### RECORDS SHOWN
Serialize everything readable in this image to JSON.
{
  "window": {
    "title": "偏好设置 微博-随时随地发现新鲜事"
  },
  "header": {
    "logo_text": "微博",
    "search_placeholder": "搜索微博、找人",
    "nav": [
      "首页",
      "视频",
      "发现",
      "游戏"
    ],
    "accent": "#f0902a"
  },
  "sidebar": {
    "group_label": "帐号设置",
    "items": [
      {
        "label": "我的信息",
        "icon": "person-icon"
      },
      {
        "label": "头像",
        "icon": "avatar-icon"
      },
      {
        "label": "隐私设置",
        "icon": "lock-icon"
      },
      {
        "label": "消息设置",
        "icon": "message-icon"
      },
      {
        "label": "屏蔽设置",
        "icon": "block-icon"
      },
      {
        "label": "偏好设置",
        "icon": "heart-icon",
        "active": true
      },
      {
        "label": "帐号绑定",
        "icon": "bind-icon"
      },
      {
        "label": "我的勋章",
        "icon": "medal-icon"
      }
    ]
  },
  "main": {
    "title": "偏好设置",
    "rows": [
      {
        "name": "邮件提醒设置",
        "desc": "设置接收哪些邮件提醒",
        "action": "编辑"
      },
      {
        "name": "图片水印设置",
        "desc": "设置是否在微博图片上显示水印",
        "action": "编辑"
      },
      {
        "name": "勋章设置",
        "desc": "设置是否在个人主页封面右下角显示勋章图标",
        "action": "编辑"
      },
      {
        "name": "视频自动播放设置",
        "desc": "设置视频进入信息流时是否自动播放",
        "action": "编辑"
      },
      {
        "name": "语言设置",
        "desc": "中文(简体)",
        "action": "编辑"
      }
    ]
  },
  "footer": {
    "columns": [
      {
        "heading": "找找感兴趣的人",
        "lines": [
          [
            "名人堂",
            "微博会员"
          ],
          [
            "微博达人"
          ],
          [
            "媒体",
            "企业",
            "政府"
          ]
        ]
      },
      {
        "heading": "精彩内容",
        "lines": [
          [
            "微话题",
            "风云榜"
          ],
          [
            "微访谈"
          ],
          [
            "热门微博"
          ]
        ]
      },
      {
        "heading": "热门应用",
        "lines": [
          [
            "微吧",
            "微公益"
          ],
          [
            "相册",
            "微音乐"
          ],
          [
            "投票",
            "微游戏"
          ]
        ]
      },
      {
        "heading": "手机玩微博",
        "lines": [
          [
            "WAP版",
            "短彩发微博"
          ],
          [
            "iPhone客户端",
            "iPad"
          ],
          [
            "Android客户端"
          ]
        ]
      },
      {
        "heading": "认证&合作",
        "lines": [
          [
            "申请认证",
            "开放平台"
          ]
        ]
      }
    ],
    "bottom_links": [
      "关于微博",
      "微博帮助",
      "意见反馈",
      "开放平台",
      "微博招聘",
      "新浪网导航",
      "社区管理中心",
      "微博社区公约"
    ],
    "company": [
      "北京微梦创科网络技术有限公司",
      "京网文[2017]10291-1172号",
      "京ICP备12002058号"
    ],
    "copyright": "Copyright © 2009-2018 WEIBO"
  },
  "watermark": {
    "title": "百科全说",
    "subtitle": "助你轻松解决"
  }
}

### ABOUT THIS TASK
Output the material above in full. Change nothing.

### RESPONSE AREA
Serialize everything readable in this image to JSON.
{
  "window": {
    "title": "偏好设置 微博-随时随地发现新鲜事"
  },
  "header": {
    "logo_text": "微博",
    "search_placeholder": "搜索微博、找人",
    "nav": [
      "首页",
      "视频",
      "发现",
      "游戏"
    ],
    "accent": "#f0902a"
  },
  "sidebar": {
    "group_label": "帐号设置",
    "items": [
      {
        "label": "我的信息",
        "icon": "person-icon"
      },
      {
        "label": "头像",
        "icon": "avatar-icon"
      },
      {
        "label": "隐私设置",
        "icon": "lock-icon"
      },
      {
        "label": "消息设置",
        "icon": "message-icon"
      },
      {
        "label": "屏蔽设置",
        "icon": "block-icon"
      },
      {
        "label": "偏好设置",
        "icon": "heart-icon",
        "active": true
      },
      {
        "label": "帐号绑定",
        "icon": "bind-icon"
      },
      {
        "label": "我的勋章",
        "icon": "medal-icon"
      }
    ]
  },
  "main": {
    "title": "偏好设置",
    "rows": [
      {
        "name": "邮件提醒设置",
        "desc": "设置接收哪些邮件提醒",
        "action": "编辑"
      },
      {
        "name": "图片水印设置",
        "desc": "设置是否在微博图片上显示水印",
        "action": "编辑"
      },
      {
        "name": "勋章设置",
        "desc": "设置是否在个人主页封面右下角显示勋章图标",
        "action": "编辑"
      },
      {
        "name": "视频自动播放设置",
        "desc": "设置视频进入信息流时是否自动播放",
        "action": "编辑"
      },
      {
        "name": "语言设置",
        "desc": "中文(简体)",
        "action": "编辑"
      }
    ]
  },
  "footer": {
    "columns": [
      {
        "heading": "找找感兴趣的人",
        "lines": [
          [
            "名人堂",
            "微博会员"
          ],
          [
            "微博达人"
          ],
          [
            "媒体",
            "企业",
            "政府"
          ]
        ]
      },
      {
        "heading": "精彩内容",
        "lines": [
          [
            "微话题",
            "风云榜"
          ],
          [
            "微访谈"
          ],
          [
            "热门微博"
          ]
        ]
      },
      {
        "heading": "热门应用",
        "lines": [
          [
            "微吧",
            "微公益"
          ],
          [
            "相册",
            "微音乐"
          ],
          [
            "投票",
            "微游戏"
          ]
        ]
      },
      {
        "heading": "手机玩微博",
        "lines": [
          [
            "WAP版",
            "短彩发微博"
          ],
          [
            "iPhone客户端",
            "iPad"
          ],
          [
            "Android客户端"
          ]
        ]
      },
      {
        "heading": "认证&合作",
        "lines": [
          [
            "申请认证",
            "开放平台"
          ]
        ]
      }
    ],
    "bottom_links": [
      "关于微博",
      "微博帮助",
      "意见反馈",
      "开放平台",
      "微博招聘",
      "新浪网导航",
      "社区管理中心",
      "微博社区公约"
    ],
    "company": [
      "北京微梦创科网络技术有限公司",
      "京网文[2017]10291-1172号",
      "京ICP备12002058号"
    ],
    "copyright": "Copyright © 2009-2018 WEIBO"
  },
  "watermark": {
    "title": "百科全说",
    "subtitle": "助你轻松解决"
  }
}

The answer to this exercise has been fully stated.